"I have two daughters, a son, and my mother stays with me. We are a family of six. I do not have a salary for the month of May and half of April’s salary. I am seriously worried about how I will feed my children. If I cannot earn anything, we will be left at the mercy of the government," said Shabbir, his voice trembling over the phone. "I thought the lockdown would end by May 17, but there is no sign of that happening. I will have to take a risk and start ferrying migrants to other states. At least that would bring me some money," said Shabbir.
Sadhana Hadad stays in a labour camp at Matunga, making her living as a washerwoman. She is the sole breadwinner of her family of four people which includes her mother, a son and a daughter. During times of normalcy, she used to wash the clothes of waiters from hotels and labourers from industries in the Dharavi and Wadala area. However, with hotels and industries not functional and no one coming in to work, Sadhana's earnings have also stopped.
"These days I get food packets from the BMC. I do not have money to buy anything, neither vegetables nor grain.
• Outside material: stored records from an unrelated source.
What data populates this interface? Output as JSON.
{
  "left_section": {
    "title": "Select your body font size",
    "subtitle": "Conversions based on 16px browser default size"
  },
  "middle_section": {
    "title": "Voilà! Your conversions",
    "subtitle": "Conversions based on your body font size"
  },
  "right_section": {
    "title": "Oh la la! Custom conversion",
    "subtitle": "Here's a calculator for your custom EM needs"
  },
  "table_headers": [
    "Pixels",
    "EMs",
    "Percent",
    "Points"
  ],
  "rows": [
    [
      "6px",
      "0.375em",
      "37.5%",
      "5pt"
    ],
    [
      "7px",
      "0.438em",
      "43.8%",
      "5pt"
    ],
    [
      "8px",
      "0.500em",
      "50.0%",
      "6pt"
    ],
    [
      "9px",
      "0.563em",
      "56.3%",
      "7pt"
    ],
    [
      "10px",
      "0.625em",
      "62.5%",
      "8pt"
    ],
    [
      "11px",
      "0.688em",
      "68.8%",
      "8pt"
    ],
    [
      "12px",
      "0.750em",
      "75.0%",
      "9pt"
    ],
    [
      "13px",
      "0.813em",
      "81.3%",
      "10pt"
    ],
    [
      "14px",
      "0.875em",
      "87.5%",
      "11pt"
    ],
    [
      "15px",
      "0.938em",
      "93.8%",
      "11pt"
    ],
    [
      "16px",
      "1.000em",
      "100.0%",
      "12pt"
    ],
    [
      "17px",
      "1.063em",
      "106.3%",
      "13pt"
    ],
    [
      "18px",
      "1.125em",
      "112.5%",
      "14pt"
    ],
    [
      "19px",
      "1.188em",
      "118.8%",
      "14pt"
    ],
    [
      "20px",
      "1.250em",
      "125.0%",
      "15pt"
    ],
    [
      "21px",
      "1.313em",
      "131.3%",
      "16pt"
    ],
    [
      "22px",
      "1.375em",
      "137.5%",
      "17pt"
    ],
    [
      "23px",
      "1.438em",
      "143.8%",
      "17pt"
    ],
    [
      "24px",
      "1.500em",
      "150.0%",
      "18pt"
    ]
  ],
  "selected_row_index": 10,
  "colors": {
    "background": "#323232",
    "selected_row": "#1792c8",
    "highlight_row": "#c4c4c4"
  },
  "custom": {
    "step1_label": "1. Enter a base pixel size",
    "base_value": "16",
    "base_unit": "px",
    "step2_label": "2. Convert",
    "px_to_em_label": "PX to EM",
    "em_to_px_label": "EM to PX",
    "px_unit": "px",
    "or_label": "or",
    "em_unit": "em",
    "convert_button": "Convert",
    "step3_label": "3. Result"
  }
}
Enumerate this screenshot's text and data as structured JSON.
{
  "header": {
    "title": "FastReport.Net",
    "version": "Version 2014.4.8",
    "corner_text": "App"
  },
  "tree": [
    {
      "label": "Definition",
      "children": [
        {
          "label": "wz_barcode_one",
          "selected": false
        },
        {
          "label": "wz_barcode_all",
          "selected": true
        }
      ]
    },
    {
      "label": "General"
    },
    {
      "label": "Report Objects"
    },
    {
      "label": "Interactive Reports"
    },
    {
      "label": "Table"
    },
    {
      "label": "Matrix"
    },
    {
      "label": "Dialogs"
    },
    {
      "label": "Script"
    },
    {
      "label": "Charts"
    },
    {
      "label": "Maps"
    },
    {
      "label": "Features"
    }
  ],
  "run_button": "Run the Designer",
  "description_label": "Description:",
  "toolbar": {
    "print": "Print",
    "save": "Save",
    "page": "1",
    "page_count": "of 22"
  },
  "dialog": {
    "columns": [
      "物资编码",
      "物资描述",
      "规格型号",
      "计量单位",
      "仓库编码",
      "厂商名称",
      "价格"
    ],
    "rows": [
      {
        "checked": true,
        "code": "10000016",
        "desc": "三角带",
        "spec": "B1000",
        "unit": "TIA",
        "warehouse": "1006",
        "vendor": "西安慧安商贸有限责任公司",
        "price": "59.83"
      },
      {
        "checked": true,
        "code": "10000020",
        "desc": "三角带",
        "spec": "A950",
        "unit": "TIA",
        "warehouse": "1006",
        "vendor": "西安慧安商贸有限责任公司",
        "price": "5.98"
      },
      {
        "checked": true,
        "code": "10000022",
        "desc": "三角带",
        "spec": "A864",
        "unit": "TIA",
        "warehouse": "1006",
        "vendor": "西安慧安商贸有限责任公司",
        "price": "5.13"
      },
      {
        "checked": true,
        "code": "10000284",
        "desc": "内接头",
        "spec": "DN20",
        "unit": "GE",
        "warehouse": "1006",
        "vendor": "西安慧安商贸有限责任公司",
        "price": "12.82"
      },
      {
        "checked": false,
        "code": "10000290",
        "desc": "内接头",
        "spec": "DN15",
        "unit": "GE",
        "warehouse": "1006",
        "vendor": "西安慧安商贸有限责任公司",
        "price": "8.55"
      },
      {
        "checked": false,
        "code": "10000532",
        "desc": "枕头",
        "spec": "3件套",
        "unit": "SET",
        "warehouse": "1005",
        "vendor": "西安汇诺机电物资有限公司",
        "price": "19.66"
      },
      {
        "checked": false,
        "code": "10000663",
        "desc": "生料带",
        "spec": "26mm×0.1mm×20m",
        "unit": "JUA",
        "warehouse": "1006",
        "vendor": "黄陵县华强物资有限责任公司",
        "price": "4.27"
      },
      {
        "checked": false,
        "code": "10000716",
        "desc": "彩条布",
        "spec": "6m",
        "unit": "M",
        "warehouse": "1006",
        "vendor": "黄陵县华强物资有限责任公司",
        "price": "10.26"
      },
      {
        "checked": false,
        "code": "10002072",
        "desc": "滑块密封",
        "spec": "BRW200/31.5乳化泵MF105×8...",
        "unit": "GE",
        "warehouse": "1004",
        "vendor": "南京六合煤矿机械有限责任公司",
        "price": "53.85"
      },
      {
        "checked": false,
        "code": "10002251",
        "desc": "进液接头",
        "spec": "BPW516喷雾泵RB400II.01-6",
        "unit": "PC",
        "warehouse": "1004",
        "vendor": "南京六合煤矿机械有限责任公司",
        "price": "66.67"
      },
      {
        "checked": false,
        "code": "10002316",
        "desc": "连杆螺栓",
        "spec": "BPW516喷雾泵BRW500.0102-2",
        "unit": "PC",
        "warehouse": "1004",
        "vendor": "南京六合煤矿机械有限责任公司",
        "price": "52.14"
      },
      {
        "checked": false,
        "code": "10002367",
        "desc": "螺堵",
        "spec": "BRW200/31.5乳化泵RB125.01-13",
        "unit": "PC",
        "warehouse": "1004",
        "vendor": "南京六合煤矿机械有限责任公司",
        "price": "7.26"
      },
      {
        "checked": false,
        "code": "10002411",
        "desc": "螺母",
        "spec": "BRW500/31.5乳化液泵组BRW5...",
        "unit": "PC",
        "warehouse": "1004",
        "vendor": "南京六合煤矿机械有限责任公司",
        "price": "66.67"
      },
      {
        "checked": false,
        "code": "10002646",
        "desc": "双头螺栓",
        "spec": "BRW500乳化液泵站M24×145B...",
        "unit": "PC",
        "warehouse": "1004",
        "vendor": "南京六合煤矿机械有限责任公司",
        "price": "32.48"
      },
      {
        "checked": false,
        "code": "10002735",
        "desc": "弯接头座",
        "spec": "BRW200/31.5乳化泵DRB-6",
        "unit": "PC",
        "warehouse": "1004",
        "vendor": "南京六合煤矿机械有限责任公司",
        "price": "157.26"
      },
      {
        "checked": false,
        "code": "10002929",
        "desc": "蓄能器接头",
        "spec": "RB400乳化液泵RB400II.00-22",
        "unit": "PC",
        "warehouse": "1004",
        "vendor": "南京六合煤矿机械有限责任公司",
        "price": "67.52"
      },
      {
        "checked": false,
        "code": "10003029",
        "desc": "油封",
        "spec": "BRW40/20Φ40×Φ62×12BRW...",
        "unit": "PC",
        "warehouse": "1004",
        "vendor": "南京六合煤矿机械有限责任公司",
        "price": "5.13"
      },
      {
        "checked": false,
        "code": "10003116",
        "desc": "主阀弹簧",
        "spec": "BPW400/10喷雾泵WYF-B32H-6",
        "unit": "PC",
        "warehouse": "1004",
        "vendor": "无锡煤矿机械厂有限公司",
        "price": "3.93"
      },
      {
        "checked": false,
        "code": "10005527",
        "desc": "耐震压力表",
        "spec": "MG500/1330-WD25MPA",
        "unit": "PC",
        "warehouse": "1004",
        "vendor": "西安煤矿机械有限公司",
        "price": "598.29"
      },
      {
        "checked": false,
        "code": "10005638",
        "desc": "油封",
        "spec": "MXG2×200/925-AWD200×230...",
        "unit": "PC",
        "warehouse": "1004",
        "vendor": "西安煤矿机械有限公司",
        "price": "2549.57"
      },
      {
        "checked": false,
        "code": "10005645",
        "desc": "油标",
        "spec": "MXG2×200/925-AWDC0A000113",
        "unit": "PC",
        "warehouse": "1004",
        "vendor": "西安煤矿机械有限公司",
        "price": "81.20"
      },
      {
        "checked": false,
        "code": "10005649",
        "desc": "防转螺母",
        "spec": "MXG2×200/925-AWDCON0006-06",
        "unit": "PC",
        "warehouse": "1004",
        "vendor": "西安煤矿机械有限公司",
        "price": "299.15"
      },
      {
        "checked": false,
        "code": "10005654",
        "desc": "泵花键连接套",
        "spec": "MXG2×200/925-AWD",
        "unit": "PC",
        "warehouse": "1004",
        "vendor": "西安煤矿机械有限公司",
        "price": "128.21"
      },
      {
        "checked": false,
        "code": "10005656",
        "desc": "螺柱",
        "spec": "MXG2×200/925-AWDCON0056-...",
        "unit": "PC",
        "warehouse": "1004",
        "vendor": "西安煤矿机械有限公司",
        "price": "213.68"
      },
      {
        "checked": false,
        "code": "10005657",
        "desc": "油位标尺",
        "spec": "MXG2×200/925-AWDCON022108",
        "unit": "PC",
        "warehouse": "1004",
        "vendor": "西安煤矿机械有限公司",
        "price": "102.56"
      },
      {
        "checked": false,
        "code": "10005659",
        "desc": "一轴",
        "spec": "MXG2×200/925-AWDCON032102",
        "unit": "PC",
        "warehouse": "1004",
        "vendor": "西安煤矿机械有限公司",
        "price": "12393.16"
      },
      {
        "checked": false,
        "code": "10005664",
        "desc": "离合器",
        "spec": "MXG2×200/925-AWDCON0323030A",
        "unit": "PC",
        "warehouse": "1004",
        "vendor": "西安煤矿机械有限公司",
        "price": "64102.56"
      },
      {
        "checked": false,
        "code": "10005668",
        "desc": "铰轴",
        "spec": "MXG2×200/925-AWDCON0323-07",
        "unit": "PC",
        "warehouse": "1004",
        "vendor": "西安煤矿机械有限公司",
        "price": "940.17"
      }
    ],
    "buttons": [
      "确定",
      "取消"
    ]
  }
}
For a few days, some people from an NGO came with food packets. But for how many days can we survive like this? We will have to work. The government may give us food but we will have to pay rent, the electricity bill, buy medicines and fulfill the needs of our children. One needs money for that. Until this lockdown is over, there is no hope of making money," said Sadhana.
The aforementioned are just four examples that shed light on the situation of the lesser advantaged in Mumbai. While the government may give them food, they have other needs to take care of. They need money to survive and there is no other source of income for them until the lockdown is in place.